Because the nano-sized metals exhibit interesting chemical and physical properties that are not observed in bulk, they have been studied in various fields. When they are applied to surface-sensitive applications such as catalyst and detection, surface characters including surface cleanness or surface lattice are significantly important. Vapor phase synthesis has a strong advantage, which is a direct growth of nanostructures with ultraclean surface on a desired substrate, compared with wet-chemistry synthesis. Since the vapor phase synthesis of metal nanostructures usually requires a high temperature condition, however, there is a huge limitation of usable substrates. In this thesis, a chemical vapor deposition (CVD) method using metal halide as a precursor and the nanostructures grown by this method are showed. Furthermore, the reaction mechanism in this CVD system is revealed and various applications are showed. In chapter 1, a new CVD strategy for growing Au nanostructure is reported. In this way, AuCl was first used as a precursor for Au and it was revealed that the AuCl underwent a disproportionation reaction providing Au atoms. Importantly, this method requires only below 200 °C to synthesize Au nanostructures and the temperature condition is the lowest temperature compared with the previous reports. The Au nanoparticles were uniformly synthesized over the entire substrate without any aggregations and had polyhedral surface enclosed by a well arranged Au (111). The size of Au nanoparticle was controlled as the reactions temperature changed and the morphology of Au nanostructures was controlled to free-standing Au nanoplate as the distance between AuCl and substrate changed. In chapter 2, a novel CVD method to synthesize a very homogeneously alloyed AuAg nanoplate is reported. In this report, AgI was first used as Ag precursor and the mechanism by which the strong interaction between iodine and Au made possible to alloy Ag to Au selectively was revealed. AgI is vaporized as the temperature increased and the vaporized AgI was transferred by carrier gas and deposited to Au plate. As the temperature further increased, the deposited AgI began to decompose to Ag and I. Subsequently, the Ag was alloyed to Au. Importantly, the atomically flat surface and crystallinity of Au nanoplate was not damaged by the reaction. Furthermore, we observed the Ag contents while finely changing the temperature and nanoporous plate was prepared by selectively etching Ag. In chapter 3, the application studies using the prepared nanostructures are reported. First, the Au NPs synthesized by CVD method using AuCl were applied were applied as electro catalyst for methanol oxidation reaction (MOR). The CVD-AuNPs electrode exhibited the 33 times higher oxidation current density compared with the commercial Au NPs electrode. Besides, the value was about two times higher than the highest oxidation

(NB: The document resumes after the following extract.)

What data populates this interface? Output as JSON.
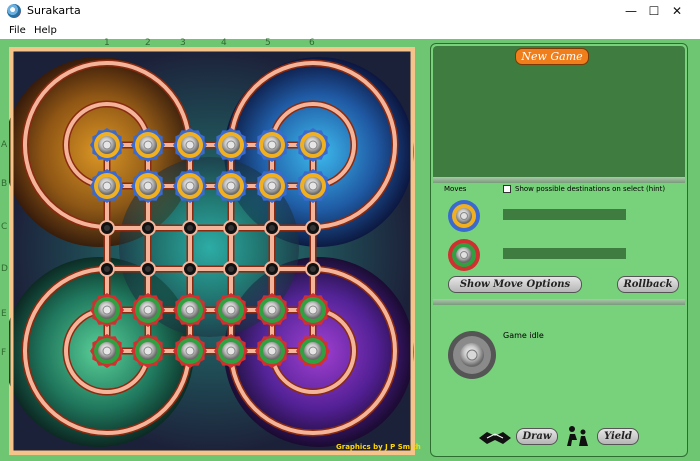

current density reported previously. We have suggested that the excellent catalytic activity is attributed to the following reasons: 1. the ultraclean surface without any organic contaminant, 2. the perfect contact between Au NPs and substrate (supporting electrode), and 3. the polyhedral surface enclosed by well-defined Au (111) lattice plane. Next, we achieved attomolar detection of miRNA marker for prostate cancer using Au nanowire-on-Au film sensor. With this sensor, the different miRNA marker that are miRNA141 and miRNA375 were selectively detected. Besides, extracellular miRNAs released from real cancer cells were successfully detected. Finally, the nanoporous plates prepared from alloy nanoplate synthesized by CVD method using AgI were applied to surface enhanced Raman spectroscopy (SERS). We optimized alloying condition to provide the smallest nanopore. The optimized nanoporous plates exhibited relative standard deviations of 4.7% and 5.9% for uniformity and reproducibility for the SERS signals, respectively.